As is common knowledge among EV enthusiasts, Tesla typically performs well on crash test evaluations. The original Model S had perfect marks during the National Highway Traffic Safety Administration crash test and reportedly broke one of their machines as well. While the Model 3 did not break any machines during its European crash testing, it did not disappoint in its safety rating.
The Tesla Model 3 was recently assessed by the Euro NCAP and performed very favorably.
The Model 3 had scored a perfect 5-star rating over its four rating criteria: Adult Occupation Protection, which gauges how well the vehicle protects an adult; Child Occupation Protection, which gauges how well a child is protected by the vehicle; Vulnerable Road Users, which gauges how the safe the car is in collisions with pedestrians and cyclists; and Safety Assist, which rates how well the vehicle’s active safety functions perform.

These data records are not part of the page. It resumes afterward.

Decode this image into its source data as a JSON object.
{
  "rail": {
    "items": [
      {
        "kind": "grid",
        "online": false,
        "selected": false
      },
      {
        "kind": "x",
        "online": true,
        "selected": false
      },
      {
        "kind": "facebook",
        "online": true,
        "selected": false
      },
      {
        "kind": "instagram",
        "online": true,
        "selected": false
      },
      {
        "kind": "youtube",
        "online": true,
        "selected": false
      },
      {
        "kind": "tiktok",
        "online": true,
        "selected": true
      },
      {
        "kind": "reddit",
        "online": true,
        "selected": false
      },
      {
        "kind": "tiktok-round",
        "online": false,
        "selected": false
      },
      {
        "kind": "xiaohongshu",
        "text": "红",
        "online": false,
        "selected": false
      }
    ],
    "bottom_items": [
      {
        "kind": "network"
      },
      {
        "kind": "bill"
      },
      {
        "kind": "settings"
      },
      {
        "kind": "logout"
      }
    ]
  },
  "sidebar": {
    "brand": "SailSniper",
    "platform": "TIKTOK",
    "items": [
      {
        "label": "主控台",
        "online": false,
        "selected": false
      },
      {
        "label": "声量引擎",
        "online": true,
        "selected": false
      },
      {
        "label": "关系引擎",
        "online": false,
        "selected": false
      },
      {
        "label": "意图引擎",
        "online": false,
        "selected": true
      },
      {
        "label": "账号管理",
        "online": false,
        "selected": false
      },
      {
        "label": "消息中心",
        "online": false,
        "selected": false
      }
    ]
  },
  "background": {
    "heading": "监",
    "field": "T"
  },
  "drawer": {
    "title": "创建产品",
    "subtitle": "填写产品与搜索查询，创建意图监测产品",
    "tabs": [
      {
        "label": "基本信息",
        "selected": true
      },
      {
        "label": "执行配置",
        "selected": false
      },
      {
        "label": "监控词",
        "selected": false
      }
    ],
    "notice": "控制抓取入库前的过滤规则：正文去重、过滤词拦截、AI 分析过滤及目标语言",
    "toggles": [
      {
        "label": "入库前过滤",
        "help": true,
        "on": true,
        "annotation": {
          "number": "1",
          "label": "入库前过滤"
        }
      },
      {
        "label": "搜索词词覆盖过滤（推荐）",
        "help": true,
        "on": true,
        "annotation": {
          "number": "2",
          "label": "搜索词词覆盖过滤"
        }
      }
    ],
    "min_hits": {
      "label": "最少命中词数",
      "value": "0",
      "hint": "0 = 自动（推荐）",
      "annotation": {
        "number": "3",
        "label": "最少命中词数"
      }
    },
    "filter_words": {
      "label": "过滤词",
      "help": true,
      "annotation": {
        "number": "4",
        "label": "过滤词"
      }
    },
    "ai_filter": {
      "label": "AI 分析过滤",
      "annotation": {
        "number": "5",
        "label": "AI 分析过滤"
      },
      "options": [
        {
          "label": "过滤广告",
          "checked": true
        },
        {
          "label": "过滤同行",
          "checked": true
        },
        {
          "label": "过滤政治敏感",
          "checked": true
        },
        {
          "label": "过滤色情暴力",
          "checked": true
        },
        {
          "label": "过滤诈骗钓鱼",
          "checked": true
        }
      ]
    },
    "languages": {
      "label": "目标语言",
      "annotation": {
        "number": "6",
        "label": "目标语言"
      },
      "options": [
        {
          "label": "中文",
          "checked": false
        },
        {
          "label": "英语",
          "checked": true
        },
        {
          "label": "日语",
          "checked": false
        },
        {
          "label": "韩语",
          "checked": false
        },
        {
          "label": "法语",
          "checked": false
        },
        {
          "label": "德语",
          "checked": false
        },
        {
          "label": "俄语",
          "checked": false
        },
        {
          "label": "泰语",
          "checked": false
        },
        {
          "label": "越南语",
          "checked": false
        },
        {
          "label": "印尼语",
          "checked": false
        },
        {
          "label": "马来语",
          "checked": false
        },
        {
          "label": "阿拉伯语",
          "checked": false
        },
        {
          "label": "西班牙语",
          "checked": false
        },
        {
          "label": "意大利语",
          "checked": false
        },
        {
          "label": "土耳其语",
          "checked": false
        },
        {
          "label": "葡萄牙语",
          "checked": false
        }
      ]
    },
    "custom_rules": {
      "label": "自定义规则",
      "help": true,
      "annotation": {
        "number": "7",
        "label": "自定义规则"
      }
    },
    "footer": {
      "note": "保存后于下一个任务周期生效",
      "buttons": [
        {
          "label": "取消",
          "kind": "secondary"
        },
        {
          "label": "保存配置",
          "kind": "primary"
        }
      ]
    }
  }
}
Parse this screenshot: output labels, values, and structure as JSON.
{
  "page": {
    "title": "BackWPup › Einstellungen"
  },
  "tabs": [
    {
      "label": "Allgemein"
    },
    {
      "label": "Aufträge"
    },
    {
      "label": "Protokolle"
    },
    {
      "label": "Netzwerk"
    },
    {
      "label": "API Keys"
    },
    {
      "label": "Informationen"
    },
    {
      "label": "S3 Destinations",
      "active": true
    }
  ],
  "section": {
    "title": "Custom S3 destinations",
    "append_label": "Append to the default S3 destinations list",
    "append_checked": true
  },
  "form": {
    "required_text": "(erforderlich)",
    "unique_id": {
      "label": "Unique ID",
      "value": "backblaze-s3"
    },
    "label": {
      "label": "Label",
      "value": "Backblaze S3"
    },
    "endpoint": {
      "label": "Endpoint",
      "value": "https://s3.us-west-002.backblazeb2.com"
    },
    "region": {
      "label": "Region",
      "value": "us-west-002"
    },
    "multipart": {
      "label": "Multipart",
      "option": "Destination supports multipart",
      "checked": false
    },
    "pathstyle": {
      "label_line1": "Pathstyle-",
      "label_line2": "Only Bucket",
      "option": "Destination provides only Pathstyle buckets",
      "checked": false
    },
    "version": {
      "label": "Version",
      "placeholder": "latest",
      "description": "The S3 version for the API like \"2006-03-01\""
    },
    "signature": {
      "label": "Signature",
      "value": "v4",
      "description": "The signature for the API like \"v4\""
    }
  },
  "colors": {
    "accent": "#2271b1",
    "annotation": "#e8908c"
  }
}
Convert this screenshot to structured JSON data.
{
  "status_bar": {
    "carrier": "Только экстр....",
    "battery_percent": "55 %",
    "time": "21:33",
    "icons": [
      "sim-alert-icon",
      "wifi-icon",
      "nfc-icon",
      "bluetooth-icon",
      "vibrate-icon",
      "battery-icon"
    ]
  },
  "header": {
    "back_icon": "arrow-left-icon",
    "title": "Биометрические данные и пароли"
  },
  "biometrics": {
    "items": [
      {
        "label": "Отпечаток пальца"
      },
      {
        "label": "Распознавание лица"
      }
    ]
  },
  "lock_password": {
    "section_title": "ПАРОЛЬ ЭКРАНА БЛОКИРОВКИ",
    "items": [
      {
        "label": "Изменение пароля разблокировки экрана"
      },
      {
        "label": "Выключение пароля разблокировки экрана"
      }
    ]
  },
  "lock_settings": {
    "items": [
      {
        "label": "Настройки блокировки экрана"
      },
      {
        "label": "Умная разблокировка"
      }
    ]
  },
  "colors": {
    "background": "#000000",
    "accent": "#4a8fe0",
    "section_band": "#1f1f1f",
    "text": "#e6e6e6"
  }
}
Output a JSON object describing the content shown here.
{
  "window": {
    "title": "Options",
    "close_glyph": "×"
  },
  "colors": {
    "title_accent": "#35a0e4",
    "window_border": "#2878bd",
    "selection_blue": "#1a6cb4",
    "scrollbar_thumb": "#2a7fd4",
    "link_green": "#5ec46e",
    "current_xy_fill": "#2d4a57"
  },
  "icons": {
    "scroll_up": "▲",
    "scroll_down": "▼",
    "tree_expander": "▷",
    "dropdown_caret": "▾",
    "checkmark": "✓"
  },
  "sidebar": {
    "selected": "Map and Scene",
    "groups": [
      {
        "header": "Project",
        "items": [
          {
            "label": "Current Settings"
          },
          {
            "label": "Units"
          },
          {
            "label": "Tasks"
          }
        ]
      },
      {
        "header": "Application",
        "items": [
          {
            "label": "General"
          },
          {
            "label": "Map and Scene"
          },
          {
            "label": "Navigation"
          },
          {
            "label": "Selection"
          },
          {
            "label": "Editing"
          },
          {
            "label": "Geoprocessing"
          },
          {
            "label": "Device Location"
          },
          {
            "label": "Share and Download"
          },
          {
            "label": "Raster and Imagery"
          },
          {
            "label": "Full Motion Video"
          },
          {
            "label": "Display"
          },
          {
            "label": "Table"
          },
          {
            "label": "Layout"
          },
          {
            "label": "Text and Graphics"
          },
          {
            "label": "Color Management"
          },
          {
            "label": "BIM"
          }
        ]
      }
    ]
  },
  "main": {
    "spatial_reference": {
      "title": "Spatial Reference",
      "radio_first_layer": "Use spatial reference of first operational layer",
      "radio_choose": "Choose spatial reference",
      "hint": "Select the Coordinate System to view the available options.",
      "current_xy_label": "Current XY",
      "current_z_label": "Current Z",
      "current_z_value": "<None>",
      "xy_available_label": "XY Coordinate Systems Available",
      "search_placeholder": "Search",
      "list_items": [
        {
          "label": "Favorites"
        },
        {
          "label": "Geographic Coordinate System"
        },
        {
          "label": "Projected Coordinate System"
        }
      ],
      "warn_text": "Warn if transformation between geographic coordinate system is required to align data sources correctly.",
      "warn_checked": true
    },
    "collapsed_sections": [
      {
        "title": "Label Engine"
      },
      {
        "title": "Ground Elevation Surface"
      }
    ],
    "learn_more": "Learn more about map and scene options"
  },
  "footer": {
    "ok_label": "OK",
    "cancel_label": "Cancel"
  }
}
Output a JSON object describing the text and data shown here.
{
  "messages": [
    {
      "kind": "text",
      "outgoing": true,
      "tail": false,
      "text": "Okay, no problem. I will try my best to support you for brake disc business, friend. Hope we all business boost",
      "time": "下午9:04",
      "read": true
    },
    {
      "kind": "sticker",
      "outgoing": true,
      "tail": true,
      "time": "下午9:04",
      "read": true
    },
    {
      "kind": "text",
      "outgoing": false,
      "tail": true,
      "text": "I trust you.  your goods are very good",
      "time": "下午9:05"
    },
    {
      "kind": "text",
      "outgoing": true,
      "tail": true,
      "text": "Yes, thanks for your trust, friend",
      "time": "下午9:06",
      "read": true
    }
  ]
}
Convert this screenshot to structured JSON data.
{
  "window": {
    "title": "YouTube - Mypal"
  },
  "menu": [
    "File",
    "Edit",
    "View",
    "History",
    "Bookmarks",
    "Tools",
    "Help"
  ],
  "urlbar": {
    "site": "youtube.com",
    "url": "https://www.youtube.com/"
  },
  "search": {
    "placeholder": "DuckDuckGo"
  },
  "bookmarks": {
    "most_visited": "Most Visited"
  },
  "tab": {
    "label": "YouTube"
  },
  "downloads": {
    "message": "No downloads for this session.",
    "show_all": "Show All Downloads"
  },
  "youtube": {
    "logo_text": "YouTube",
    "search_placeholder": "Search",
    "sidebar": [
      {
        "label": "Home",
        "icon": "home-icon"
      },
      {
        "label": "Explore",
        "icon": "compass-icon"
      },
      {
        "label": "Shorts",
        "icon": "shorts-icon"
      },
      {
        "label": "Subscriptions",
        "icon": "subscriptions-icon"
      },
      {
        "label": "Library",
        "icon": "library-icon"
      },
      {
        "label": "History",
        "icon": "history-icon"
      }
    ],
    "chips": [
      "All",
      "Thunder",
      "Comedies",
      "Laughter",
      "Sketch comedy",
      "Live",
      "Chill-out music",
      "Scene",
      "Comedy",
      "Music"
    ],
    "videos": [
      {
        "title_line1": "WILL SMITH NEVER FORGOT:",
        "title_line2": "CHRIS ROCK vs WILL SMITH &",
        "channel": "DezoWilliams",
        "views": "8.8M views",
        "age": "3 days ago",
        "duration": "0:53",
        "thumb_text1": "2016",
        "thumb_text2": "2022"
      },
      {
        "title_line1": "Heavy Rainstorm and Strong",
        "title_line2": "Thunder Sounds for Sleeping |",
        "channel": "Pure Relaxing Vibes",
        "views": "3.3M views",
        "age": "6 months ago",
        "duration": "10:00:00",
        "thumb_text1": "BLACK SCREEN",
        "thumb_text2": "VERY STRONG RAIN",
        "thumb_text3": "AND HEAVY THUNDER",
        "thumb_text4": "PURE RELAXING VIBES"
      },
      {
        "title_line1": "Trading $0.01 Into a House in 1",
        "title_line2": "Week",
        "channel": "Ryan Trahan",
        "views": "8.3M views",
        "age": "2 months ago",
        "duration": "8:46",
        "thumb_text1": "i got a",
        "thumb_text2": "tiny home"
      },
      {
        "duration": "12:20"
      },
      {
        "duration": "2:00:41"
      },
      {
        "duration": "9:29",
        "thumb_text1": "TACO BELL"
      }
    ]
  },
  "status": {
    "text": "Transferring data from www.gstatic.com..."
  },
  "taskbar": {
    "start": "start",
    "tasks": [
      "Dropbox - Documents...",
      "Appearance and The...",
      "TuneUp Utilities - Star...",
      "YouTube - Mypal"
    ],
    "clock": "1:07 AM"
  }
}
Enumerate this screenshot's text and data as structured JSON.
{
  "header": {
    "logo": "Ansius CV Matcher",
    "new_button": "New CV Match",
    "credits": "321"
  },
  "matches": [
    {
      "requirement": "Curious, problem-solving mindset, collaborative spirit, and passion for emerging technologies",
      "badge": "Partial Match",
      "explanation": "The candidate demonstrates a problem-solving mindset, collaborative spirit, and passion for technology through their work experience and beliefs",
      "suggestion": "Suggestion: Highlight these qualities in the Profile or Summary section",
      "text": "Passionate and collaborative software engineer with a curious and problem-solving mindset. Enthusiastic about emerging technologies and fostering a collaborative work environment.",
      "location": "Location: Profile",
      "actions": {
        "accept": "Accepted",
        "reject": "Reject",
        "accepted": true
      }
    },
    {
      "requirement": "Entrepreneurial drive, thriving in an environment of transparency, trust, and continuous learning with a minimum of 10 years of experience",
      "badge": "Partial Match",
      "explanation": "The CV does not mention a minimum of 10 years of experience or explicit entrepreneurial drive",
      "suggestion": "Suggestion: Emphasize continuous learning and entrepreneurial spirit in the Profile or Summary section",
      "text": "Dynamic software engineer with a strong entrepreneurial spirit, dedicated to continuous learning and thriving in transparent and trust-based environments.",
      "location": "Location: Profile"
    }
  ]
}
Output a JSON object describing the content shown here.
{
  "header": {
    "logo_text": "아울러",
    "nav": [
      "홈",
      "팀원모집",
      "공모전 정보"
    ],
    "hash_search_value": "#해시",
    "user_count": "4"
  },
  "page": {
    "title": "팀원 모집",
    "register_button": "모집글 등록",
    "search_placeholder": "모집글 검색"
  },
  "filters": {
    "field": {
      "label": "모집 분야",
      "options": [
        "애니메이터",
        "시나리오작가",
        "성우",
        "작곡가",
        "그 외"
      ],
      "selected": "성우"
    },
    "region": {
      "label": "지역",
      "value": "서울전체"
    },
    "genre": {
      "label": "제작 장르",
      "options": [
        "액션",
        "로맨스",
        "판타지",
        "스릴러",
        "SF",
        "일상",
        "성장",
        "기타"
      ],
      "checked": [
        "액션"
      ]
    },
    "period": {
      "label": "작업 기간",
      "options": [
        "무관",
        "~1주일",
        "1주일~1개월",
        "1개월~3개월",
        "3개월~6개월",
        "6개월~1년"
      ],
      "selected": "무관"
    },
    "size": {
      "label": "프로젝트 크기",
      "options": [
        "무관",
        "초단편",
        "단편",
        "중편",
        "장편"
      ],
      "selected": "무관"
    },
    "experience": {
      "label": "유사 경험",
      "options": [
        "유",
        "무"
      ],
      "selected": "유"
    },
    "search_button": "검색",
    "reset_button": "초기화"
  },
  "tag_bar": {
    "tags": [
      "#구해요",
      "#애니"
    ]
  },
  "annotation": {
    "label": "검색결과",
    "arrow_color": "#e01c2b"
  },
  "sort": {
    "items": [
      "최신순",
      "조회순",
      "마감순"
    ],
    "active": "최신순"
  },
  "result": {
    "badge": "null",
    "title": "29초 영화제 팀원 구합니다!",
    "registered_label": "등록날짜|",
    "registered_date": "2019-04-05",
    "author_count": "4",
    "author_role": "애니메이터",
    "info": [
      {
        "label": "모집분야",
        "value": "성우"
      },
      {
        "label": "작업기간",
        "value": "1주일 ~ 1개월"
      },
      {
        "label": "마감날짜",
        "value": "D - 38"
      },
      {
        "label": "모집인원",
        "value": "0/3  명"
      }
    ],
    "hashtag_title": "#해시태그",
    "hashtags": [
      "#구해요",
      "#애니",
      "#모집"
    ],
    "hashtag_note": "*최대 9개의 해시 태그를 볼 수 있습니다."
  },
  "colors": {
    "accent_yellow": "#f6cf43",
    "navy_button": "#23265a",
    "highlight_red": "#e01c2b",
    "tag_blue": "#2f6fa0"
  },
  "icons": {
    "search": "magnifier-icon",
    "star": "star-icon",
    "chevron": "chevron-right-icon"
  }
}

When averaging out the percentages (which may or may not be how the website sorts the start ratings), the Model 3 is the highest scoring car of 2019. Only the Mercedes A-Class tested in 2018 has had a higher average score (88.5% vs. 87.5%). It is important to note that the Euro NCAP had some restructuring and stricter tests. As such they have stated that scores are not really comparable pre- and post-2018.
You will notice that the Model 3’s overall score is helped greatly by its Safety Assist grade which is 14% higher than the second place holder and is the highest score the Euro NCAP has recorded since the tests changed in 2018.
Matthew Avery, Director of Research at Thatcham Research, had made a comment regarding the Model 3’s safety systems:
“The Tesla Model 3 achieved one of the highest Safety Assist scores we have seen to date. Its Collision Avoidance Assist system is first class, with its Autonomous Emergency Braking and Forward Collision Warning systems showing high levels of performance.”
Tesla’s Autopilot, however, was not assessed by the agency. They plan to start testing autonomous driving features in 2020, so the Tesla family will most likely be revisited at that time.
Avery had also praised the Model 3 for making the most of the electric car structure which should inherently be better at standing up to collisions:
“Tesla has done a great job of playing the structural benefits of an electric vehicle to its advantage. Impact performance is enhanced by the absence of a mechanical engine and the car’s low centre of gravity. The Tesla Model 3 really benefits from its all electric-architecture.”
The car is not completely bulletproof, however. While the Model 3 excelled, or at the very least, was average within three of the four categories, it seems to have suffered in the Vulnerable Road Users section. The report stated that:
The protection provided by the bonnet to the head of a struck pedestrian was mixed. There were large areas where protection was adequate but poor performance was seen at the base of the windscreen and on the stiff windscreen pillars. However, the protection provided to pedestrians’ legs and pelvis area was good at all test locations. The Tesla 3’s AEB system can detect vulnerable road users like pedestrians and cyclists, as well as other vehicles. In tests of its response to pedestrians, the system performed well. In tests of its response to cyclists the system scored full points.
Here is a video of the Model 3’s crash tests:
What do you guys think of the test results? Let us know down in the comments below.
Source: Euro NCAP